Problem requirements: Whenever a line in the entries below contains "this", copy that line.

─── Records ───

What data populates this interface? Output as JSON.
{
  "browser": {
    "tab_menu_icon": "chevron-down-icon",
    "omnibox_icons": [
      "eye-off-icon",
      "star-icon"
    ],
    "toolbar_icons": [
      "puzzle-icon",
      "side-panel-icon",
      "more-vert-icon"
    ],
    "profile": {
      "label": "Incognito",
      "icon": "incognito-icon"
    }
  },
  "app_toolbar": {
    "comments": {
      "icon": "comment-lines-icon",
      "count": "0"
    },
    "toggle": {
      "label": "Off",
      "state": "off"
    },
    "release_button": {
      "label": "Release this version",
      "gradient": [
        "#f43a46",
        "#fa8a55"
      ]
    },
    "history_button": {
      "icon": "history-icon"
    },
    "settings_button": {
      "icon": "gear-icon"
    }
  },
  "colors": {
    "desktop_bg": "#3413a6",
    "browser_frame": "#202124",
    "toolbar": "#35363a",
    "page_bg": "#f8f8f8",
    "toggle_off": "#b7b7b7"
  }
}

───
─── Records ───

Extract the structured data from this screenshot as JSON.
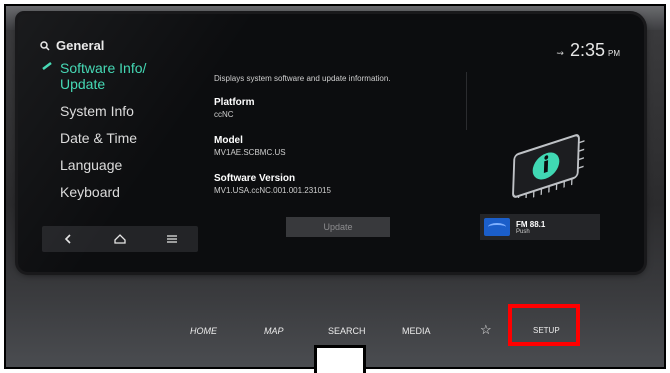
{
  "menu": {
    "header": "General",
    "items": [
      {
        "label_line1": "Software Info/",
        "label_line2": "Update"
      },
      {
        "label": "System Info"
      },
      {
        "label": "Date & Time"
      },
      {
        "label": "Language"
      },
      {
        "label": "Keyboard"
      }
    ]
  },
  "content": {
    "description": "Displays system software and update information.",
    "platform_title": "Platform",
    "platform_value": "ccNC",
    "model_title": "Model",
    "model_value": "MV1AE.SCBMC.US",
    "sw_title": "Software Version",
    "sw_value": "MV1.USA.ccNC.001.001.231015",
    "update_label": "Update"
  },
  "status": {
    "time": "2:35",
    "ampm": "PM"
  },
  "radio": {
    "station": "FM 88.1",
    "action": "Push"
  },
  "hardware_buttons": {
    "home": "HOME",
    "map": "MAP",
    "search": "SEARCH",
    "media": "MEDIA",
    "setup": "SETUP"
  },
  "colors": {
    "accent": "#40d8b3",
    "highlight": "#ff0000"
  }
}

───

Solved problem:
What data populates this interface? Output as JSON.
      "label": "Release this version",
Extract the structured data from this screenshot as JSON.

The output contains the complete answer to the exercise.